▶ _Exercise objective_:
Set the data down exactly as it stands, and keep its pictures out.

(Beginning of Records to use)

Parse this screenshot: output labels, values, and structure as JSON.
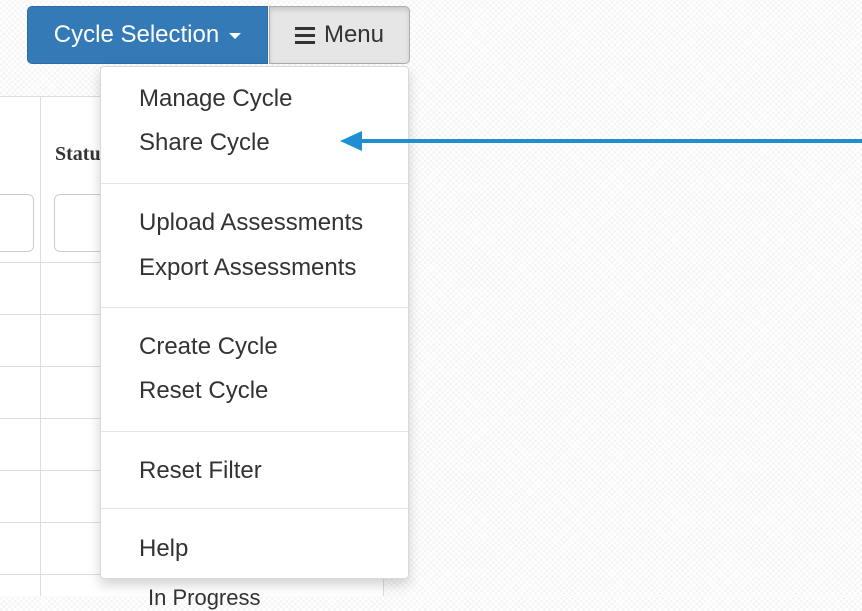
{
  "toolbar": {
    "cycle_selection_label": "Cycle Selection",
    "menu_label": "Menu"
  },
  "menu": {
    "items": [
      {
        "label": "Manage Cycle"
      },
      {
        "label": "Share Cycle"
      },
      {
        "label": "Upload Assessments"
      },
      {
        "label": "Export Assessments"
      },
      {
        "label": "Create Cycle"
      },
      {
        "label": "Reset Cycle"
      },
      {
        "label": "Reset Filter"
      },
      {
        "label": "Help"
      }
    ]
  },
  "table": {
    "status_header": "Status",
    "last_row_status": "In Progress"
  },
  "icons": {
    "menu_icon": "hamburger-icon",
    "caret_icon": "caret-down-icon",
    "annotation": "arrow-left-icon"
  },
  "colors": {
    "primary": "#337ab7",
    "annotation_arrow": "#1f8fd1"
  }
}
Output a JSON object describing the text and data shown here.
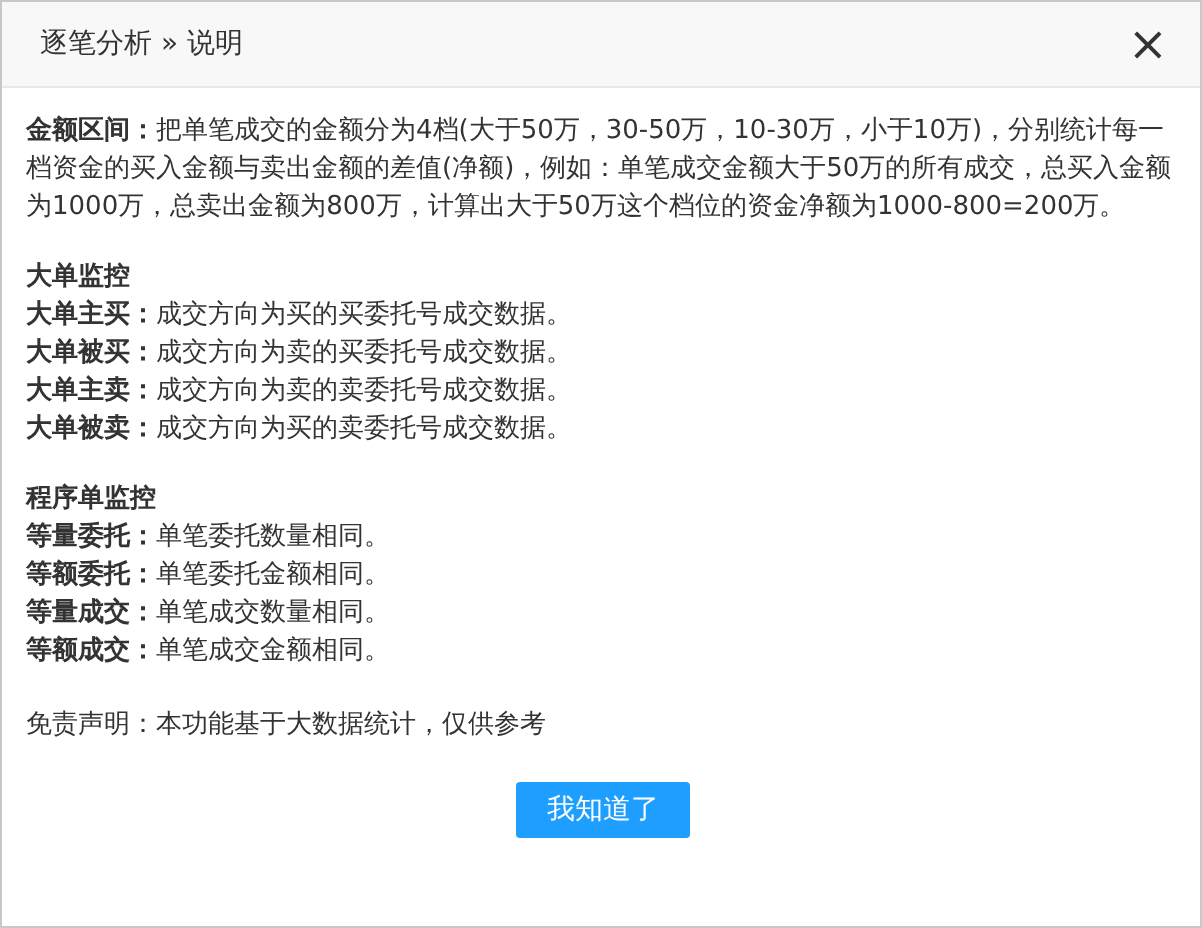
{
  "dialog": {
    "title": "逐笔分析 » 说明",
    "close": "×"
  },
  "intro": "**金额区间：**把单笔成交的金额分为4档(大于50万，30-50万，10-30万，小于10万)，分别统计每一档资金的买入金额与卖出金额的差值(净额)，例如：单笔成交金额大于50万的所有成交，总买入金额为1000万，总卖出金额为800万，计算出大于50万这个档位的资金净额为1000-800=200万。",
  "sections": [
    {
      "heading": "大单监控",
      "items": [
        "**大单主买：**成交方向为买的买委托号成交数据。",
        "**大单被买：**成交方向为卖的买委托号成交数据。",
        "**大单主卖：**成交方向为卖的卖委托号成交数据。",
        "**大单被卖：**成交方向为买的卖委托号成交数据。"
      ]
    },
    {
      "heading": "程序单监控",
      "items": [
        "**等量委托：**单笔委托数量相同。",
        "**等额委托：**单笔委托金额相同。",
        "**等量成交：**单笔成交数量相同。",
        "**等额成交：**单笔成交金额相同。"
      ]
    }
  ],
  "disclaimer": "免责声明：本功能基于大数据统计，仅供参考",
  "button": "我知道了"
}
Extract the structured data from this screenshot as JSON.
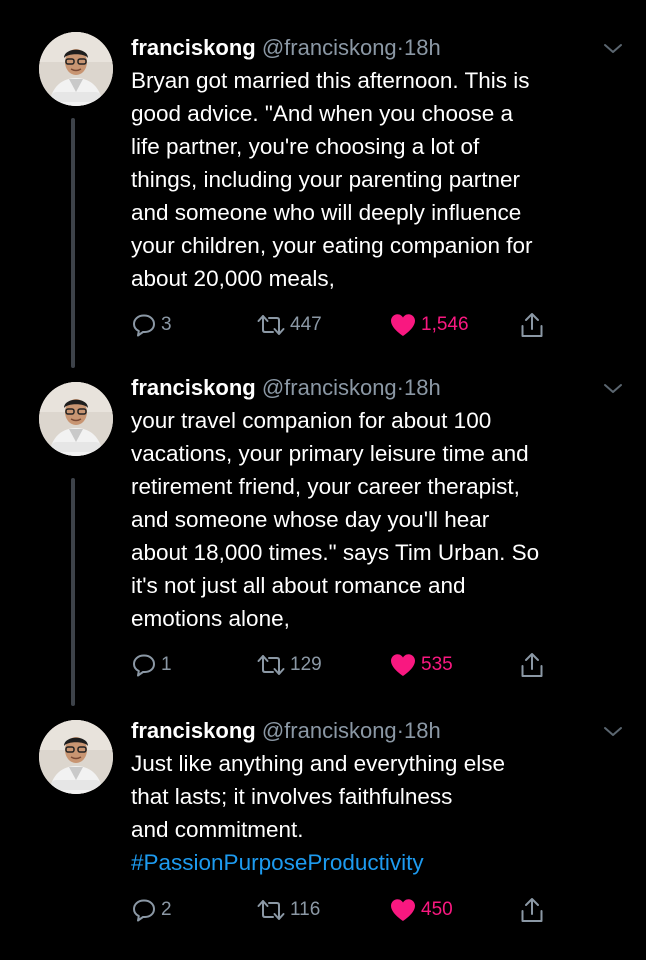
{
  "tweets": [
    {
      "author": {
        "name": "franciskong",
        "handle": "@franciskong",
        "separator": "·",
        "time": "18h"
      },
      "lines": [
        "Bryan got married this afternoon. This is",
        "good advice. \"And when you choose a",
        "life partner, you're choosing a lot of",
        "things, including your parenting partner",
        "and someone who will deeply influence",
        "your children, your eating companion for",
        "about 20,000 meals,"
      ],
      "stats": {
        "replies": "3",
        "retweets": "447",
        "likes": "1,546"
      }
    },
    {
      "author": {
        "name": "franciskong",
        "handle": "@franciskong",
        "separator": "·",
        "time": "18h"
      },
      "lines": [
        "your travel companion for about 100",
        "vacations, your primary leisure time and",
        "retirement friend, your career therapist,",
        "and someone whose day you'll hear",
        "about 18,000 times.\" says Tim Urban. So",
        "it's not just all about romance and",
        "emotions alone,"
      ],
      "stats": {
        "replies": "1",
        "retweets": "129",
        "likes": "535"
      }
    },
    {
      "author": {
        "name": "franciskong",
        "handle": "@franciskong",
        "separator": "·",
        "time": "18h"
      },
      "lines": [
        "Just like anything and everything else",
        "that lasts; it involves faithfulness",
        "and commitment."
      ],
      "hashtag": "#PassionPurposeProductivity",
      "stats": {
        "replies": "2",
        "retweets": "116",
        "likes": "450"
      }
    }
  ],
  "colors": {
    "background": "#000000",
    "text": "#ffffff",
    "secondary": "#8b98a5",
    "like": "#f91880",
    "hashtag": "#1d9bf0",
    "thread_line": "#3d4249"
  },
  "icons": {
    "reply": "speech-bubble-outline",
    "retweet": "retweet-arrows",
    "like": "heart-filled",
    "share": "upload-arrow",
    "menu": "chevron-down"
  }
}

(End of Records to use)

▶ _Exercise output_:
Parse this screenshot: output labels, values, and structure as JSON.
{
  "toolbar": {
    "cycle_selection_label": "Cycle Selection",
    "menu_label": "Menu"
  },
  "menu": {
    "items": [
      {
        "label": "Manage Cycle"
      },
      {
        "label": "Share Cycle"
      },
      {
        "label": "Upload Assessments"
      },
      {
        "label": "Export Assessments"
      },
      {
        "label": "Create Cycle"
      },
      {
        "label": "Reset Cycle"
      },
      {
        "label": "Reset Filter"
      },
      {
        "label": "Help"
      }
    ]
  },
  "table": {
    "status_header": "Status",
    "last_row_status": "In Progress"
  },
  "icons": {
    "menu_icon": "hamburger-icon",
    "caret_icon": "caret-down-icon",
    "annotation": "arrow-left-icon"
  },
  "colors": {
    "primary": "#337ab7",
    "annotation_arrow": "#1f8fd1"
  }
}
Output a JSON object describing the text and data shown here.
{
  "dialog": {
    "title": "逐笔分析 » 说明",
    "close": "×"
  },
  "intro": "**金额区间：**把单笔成交的金额分为4档(大于50万，30-50万，10-30万，小于10万)，分别统计每一档资金的买入金额与卖出金额的差值(净额)，例如：单笔成交金额大于50万的所有成交，总买入金额为1000万，总卖出金额为800万，计算出大于50万这个档位的资金净额为1000-800=200万。",
  "sections": [
    {
      "heading": "大单监控",
      "items": [
        "**大单主买：**成交方向为买的买委托号成交数据。",
        "**大单被买：**成交方向为卖的买委托号成交数据。",
        "**大单主卖：**成交方向为卖的卖委托号成交数据。",
        "**大单被卖：**成交方向为买的卖委托号成交数据。"
      ]
    },
    {
      "heading": "程序单监控",
      "items": [
        "**等量委托：**单笔委托数量相同。",
        "**等额委托：**单笔委托金额相同。",
        "**等量成交：**单笔成交数量相同。",
        "**等额成交：**单笔成交金额相同。"
      ]
    }
  ],
  "disclaimer": "免责声明：本功能基于大数据统计，仅供参考",
  "button": "我知道了"
}
Extract the structured data from this screenshot as JSON.
{
  "tweets": [
    {
      "author": {
        "name": "franciskong",
        "handle": "@franciskong",
        "separator": "·",
        "time": "18h"
      },
      "lines": [
        "Bryan got married this afternoon. This is",
        "good advice. \"And when you choose a",
        "life partner, you're choosing a lot of",
        "things, including your parenting partner",
        "and someone who will deeply influence",
        "your children, your eating companion for",
        "about 20,000 meals,"
      ],
      "stats": {
        "replies": "3",
        "retweets": "447",
        "likes": "1,546"
      }
    },
    {
      "author": {
        "name": "franciskong",
        "handle": "@franciskong",
        "separator": "·",
        "time": "18h"
      },
      "lines": [
        "your travel companion for about 100",
        "vacations, your primary leisure time and",
        "retirement friend, your career therapist,",
        "and someone whose day you'll hear",
        "about 18,000 times.\" says Tim Urban. So",
        "it's not just all about romance and",
        "emotions alone,"
      ],
      "stats": {
        "replies": "1",
        "retweets": "129",
        "likes": "535"
      }
    },
    {
      "author": {
        "name": "franciskong",
        "handle": "@franciskong",
        "separator": "·",
        "time": "18h"
      },
      "lines": [
        "Just like anything and everything else",
        "that lasts; it involves faithfulness",
        "and commitment."
      ],
      "hashtag": "#PassionPurposeProductivity",
      "stats": {
        "replies": "2",
        "retweets": "116",
        "likes": "450"
      }
    }
  ],
  "colors": {
    "background": "#000000",
    "text": "#ffffff",
    "secondary": "#8b98a5",
    "like": "#f91880",
    "hashtag": "#1d9bf0",
    "thread_line": "#3d4249"
  },
  "icons": {
    "reply": "speech-bubble-outline",
    "retweet": "retweet-arrows",
    "like": "heart-filled",
    "share": "upload-arrow",
    "menu": "chevron-down"
  }
}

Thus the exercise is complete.